DAMPs are endogenous danger signals that can initiate
DAMPs are endogenous danger signals that can initiate and perpetuate a noninfectious mt t during cell death . HMGB1 is a well-studied nuclear DAMP in various types of regulated necrosis and has been implicated in the pathogenesis of infection and sterile inflammation. Our current data indicate that HMGB1 is a danger signal to drive inflammatory cytokine release in response to various ferroptosis activators. The release of HMGB1 can occur in an active manner, as a consequence of specific signaling events during cell death . We found that an ATG5-and ATG7-dependent autophagy pathway is required for HMGB1 release in ferroptosis, which is consistent with previous findings that autophagy is essential for HMGB1 release in targeted toxin-induced cell death . Importantly, we further demonstrated that autophagy-mediated HDAC inhibition can promote HMGB1 acetylation to induce HMGB1 release in ferroptosis. Consequently, an HDAC inhibitor has the ability to induce ferroptosis and HMGB1 release in an autophagy-dependent manner. Of note, our previous studies have shown that HMGB1 is location-dependent in promoting autophagy [26,27], suggesting that feedback mechanisms between HMGB1 and autophagy can occur to fine-tune ferroptosis activity.
AGER, also called RAGE, is a multiligand receptor that is able to bind several different ligands, including HMGB1 in the innate immune system. The activation of the HMGB1-AGER pathway is implicated in the onset and sustainment of the inflammatory response in sepsis, pancreatitis, diabetes, and various ischemia-reperfusion tissue injuries . Our current study demonstrated that AGER is required for HMGB1-mediated TNF release in macrophages in response to ferroptotic cells, suggesting that blocking the HMGB1-AGER pathway may limit ferroptosis-mediated inflammation.
Conflicts of interest
Acknowledgments We thank Dave Primm (Department of Surgery, University of Texas Southwestern Medical Center) for his critical reading of the manuscript. This work was supported by the Natural Science Foundation of Guangdong Province (2016A030308011), the National Natural Science Foundation of China (31671435, 81830048, and 81772508), the Guangdong Province Universities and Colleges Pearl River Scholar Funded Scheme (2017), the American Cancer Society (Research Scholar Grant RSG-16-014-01-CDD), and Lin He's Academician Workstation of New Medicine and Clinical Translation (2017).

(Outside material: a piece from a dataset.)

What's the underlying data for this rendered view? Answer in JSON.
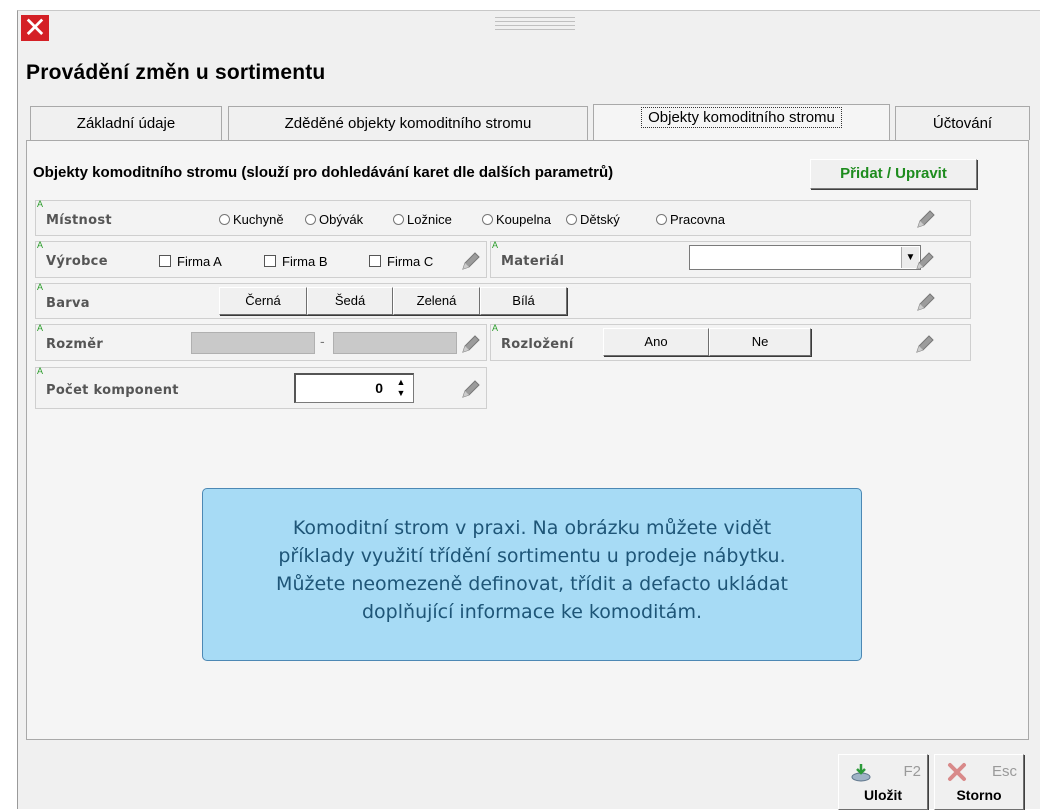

Introduction Death is a common fate of all life, from organisms to cells. The understanding that cell death can be regulated by molecular mechanisms and can yield physiological benefits and pathological consequences for multicellular organisms emerged early in the 1960s, with the concept of ‘programmed cell death’ , , . It is now established that such programmed cell death is essential for normal development and homeostasis and, when dysregulated, contributes to a variety of pathological conditions. Regulated cell death is defined as a death process that relies on dedicated molecular machinery, and that thus can be modulated (delayed or accelerated) by specific pharmacological and genetic interventions. Programmed cell death refers to physiological instances of regulated cell death that occur in the context of development and tissue homeostasis, in the absence of any exogenous perturbations. Programmed cell death is therefore a subset of regulated cell death. Regulated cell death is used to describe cell death that originates from perturbations of the intracellular or extracellular microenvironment, executed by molecular mechanisms when other adaptive responses are incapable of restoring cellular homeostasis . Regulated cell death is thus mechanistically distinct from classic necrosis, or unregulated cell death caused by overwhelming stresses, such as dramatic heat shock, use of detergents, pore forming reagents, or highly reactive alkylating agents.